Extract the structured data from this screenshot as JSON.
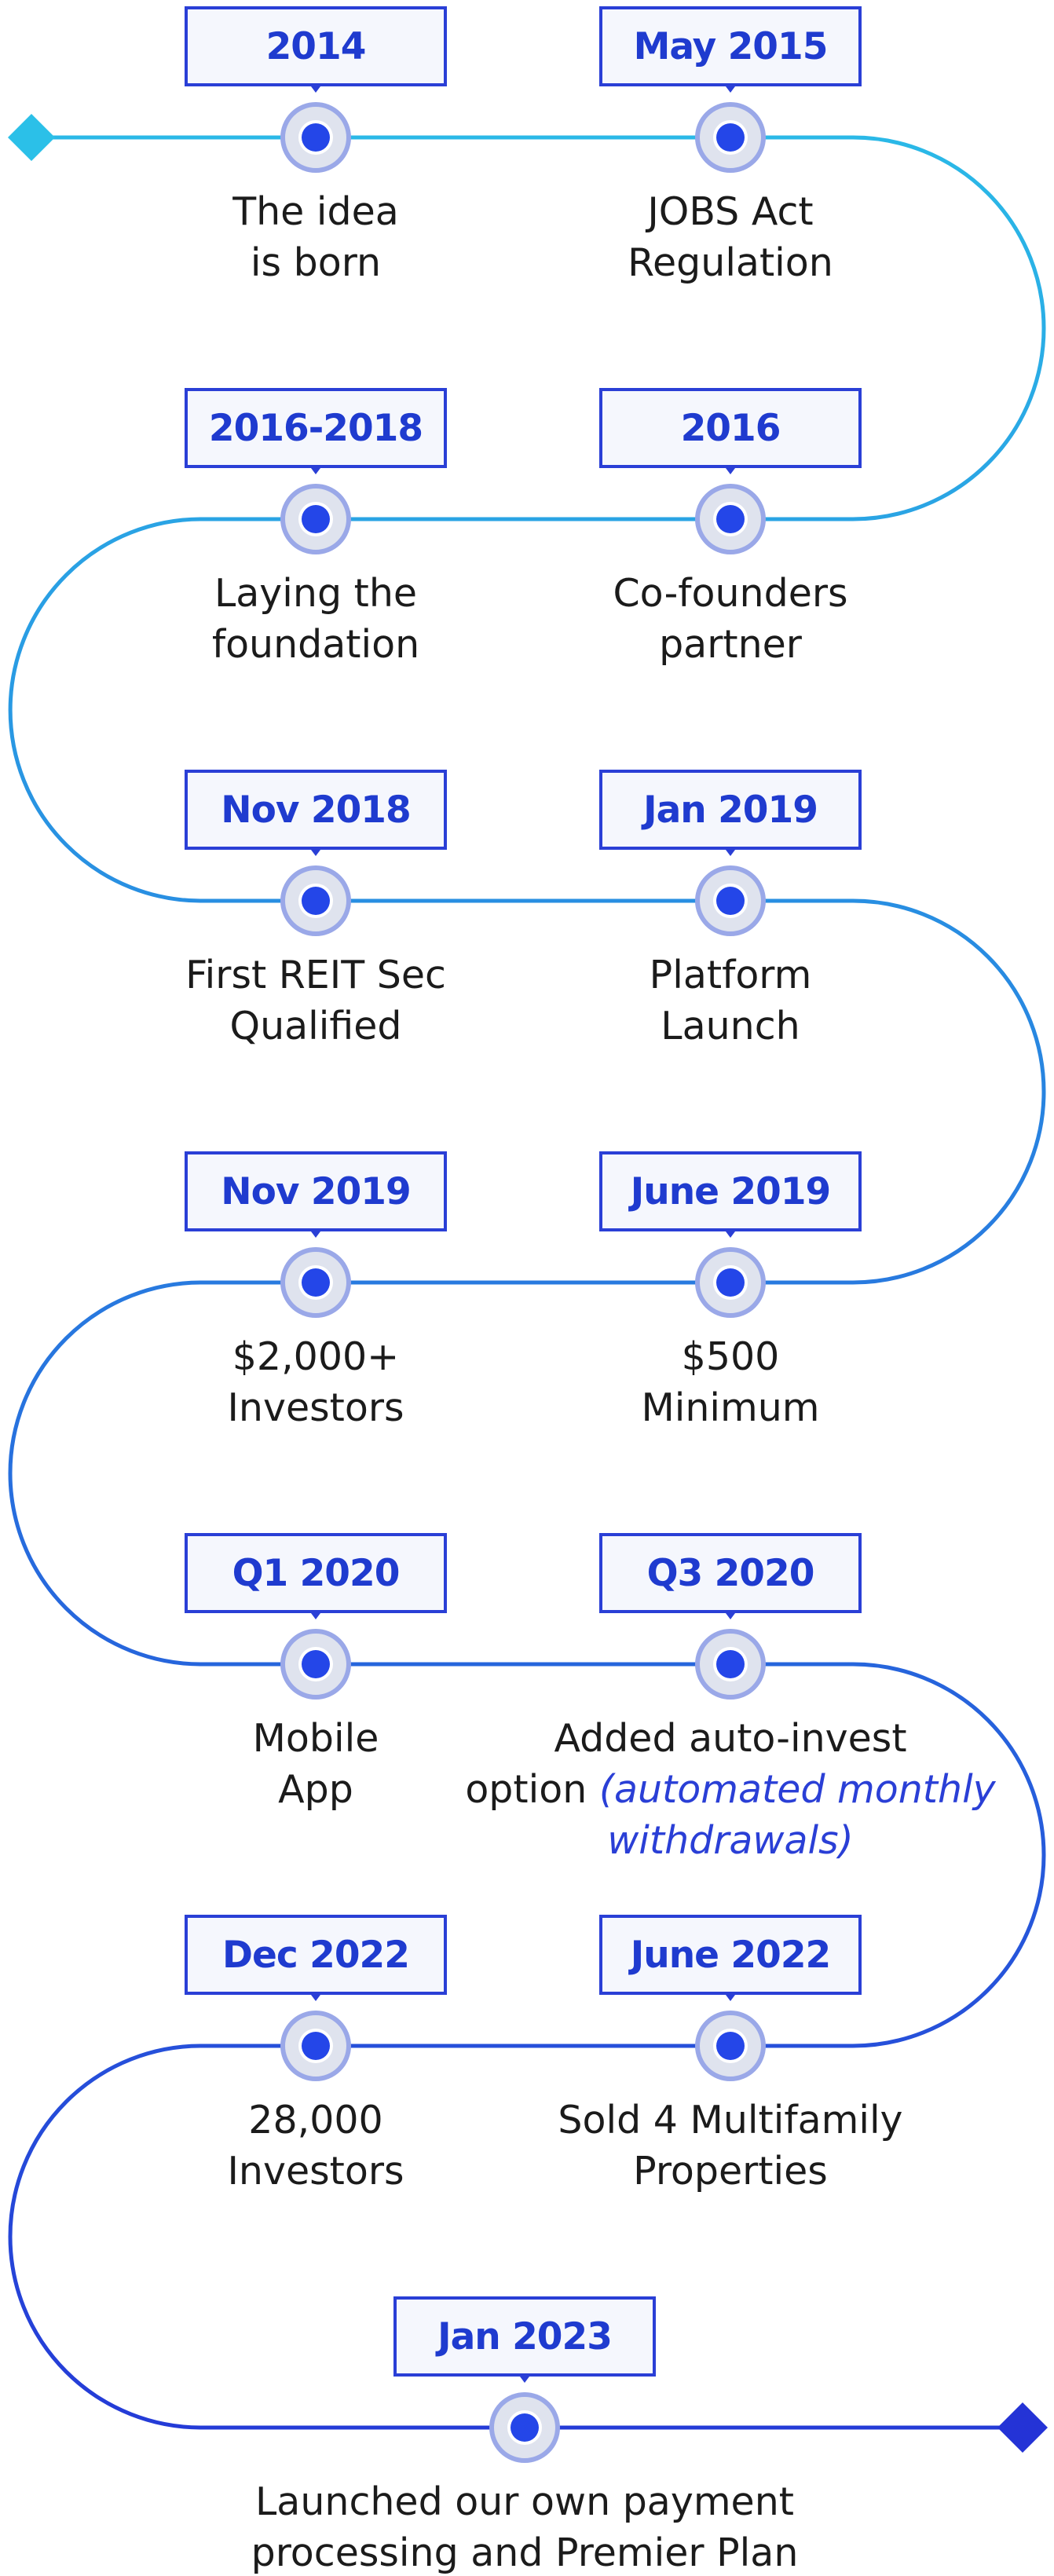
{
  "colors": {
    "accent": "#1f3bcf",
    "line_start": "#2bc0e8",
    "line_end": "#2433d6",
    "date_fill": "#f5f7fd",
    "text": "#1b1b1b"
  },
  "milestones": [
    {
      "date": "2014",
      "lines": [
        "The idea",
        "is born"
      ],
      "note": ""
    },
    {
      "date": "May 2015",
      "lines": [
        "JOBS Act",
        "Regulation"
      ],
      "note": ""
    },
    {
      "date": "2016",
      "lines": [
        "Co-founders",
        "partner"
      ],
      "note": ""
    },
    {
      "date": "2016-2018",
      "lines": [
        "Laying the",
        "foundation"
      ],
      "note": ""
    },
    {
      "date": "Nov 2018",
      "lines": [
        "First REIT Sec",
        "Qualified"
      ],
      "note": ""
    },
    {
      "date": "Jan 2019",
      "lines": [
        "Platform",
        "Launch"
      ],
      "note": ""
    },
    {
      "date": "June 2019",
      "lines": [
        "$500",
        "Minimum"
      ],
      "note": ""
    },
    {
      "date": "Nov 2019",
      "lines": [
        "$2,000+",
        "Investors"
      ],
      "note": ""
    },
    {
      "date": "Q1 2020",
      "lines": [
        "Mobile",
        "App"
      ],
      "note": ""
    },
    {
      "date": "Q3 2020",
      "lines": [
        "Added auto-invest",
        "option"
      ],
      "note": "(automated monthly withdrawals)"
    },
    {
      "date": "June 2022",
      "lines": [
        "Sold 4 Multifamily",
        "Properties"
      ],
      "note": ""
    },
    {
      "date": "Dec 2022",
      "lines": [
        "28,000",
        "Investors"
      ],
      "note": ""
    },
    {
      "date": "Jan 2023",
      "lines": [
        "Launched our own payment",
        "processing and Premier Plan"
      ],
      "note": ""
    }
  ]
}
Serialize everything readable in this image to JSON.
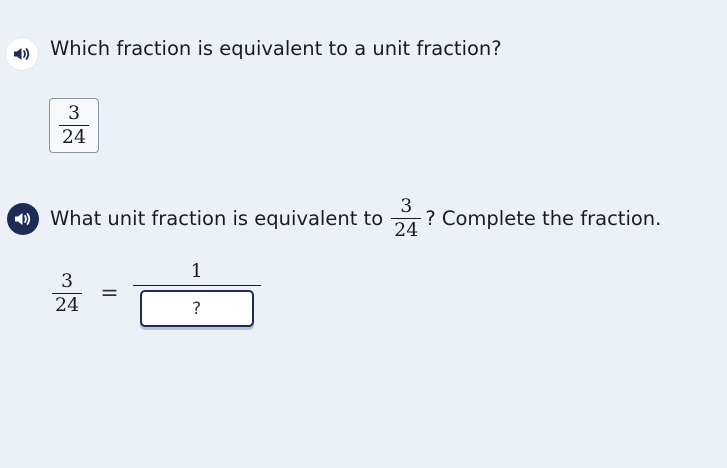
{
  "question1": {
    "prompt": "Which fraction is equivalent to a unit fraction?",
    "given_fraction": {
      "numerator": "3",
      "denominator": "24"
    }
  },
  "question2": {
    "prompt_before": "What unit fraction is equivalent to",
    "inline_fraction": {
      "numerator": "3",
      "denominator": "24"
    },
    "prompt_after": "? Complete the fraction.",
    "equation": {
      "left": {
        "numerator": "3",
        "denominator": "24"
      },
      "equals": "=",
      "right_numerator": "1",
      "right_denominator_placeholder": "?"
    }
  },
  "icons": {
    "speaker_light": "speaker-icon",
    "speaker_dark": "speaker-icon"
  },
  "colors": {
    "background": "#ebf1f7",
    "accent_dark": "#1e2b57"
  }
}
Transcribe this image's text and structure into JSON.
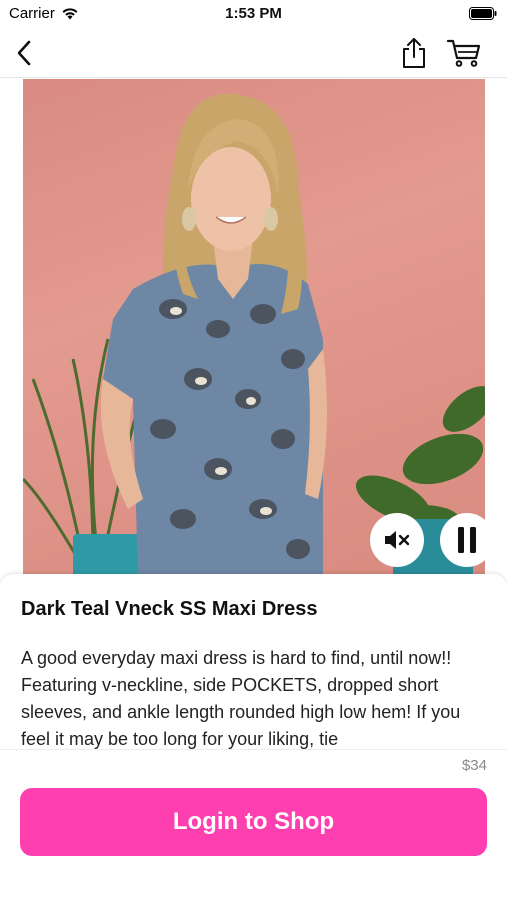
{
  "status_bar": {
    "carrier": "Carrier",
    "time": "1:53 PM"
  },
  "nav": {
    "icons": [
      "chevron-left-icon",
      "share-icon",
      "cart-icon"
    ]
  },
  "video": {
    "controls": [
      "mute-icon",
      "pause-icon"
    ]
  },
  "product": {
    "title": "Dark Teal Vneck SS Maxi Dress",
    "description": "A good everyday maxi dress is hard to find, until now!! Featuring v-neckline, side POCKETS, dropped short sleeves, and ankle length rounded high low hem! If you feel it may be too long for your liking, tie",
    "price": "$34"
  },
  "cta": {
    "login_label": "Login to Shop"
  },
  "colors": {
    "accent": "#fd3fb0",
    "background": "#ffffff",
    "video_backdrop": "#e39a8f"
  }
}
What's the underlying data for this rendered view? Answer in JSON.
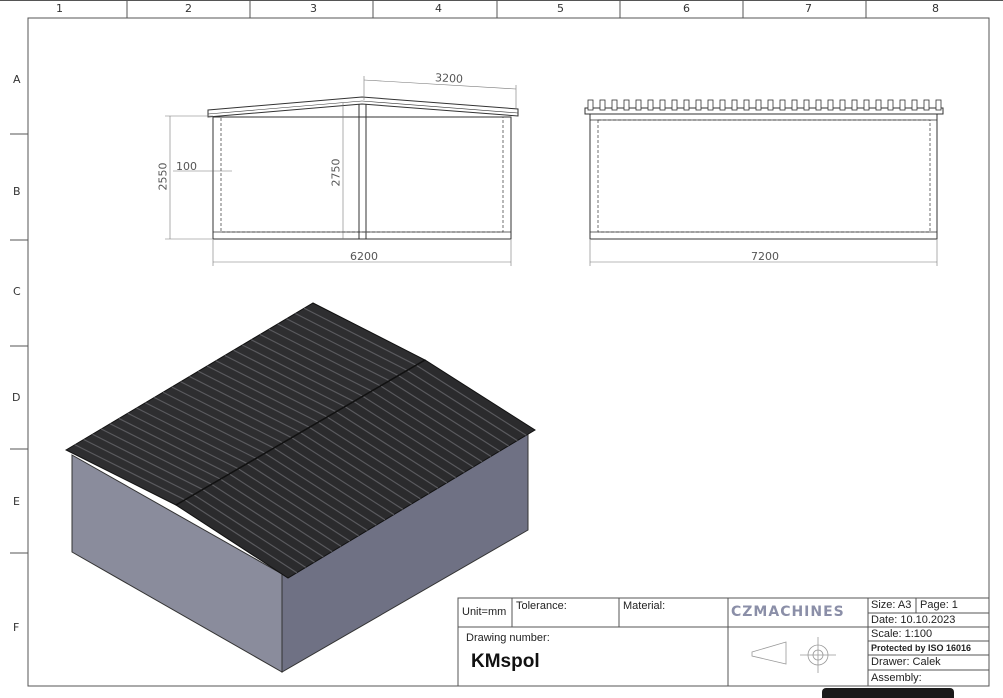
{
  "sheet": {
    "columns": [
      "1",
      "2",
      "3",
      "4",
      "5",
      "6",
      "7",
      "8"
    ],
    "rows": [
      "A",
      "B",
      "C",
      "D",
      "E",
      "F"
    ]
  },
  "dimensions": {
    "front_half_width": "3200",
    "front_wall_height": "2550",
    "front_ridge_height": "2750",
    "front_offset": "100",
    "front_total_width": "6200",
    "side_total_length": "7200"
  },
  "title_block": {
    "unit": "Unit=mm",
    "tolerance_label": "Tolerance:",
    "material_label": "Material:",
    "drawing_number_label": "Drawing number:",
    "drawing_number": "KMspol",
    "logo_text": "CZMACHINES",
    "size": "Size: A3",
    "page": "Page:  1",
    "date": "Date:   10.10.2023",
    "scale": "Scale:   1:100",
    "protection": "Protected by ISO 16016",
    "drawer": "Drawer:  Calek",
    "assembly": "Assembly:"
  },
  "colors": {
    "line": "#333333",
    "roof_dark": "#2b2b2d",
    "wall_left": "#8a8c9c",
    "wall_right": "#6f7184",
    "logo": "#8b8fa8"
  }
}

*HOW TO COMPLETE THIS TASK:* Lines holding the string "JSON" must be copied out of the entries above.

*ANSWER BOX:*
Extract the structured data from this screenshot as JSON.
Serialize everything readable in this image to JSON.
Transcribe this image's text and structure into JSON.
What's the underlying data for this rendered view? Answer in JSON.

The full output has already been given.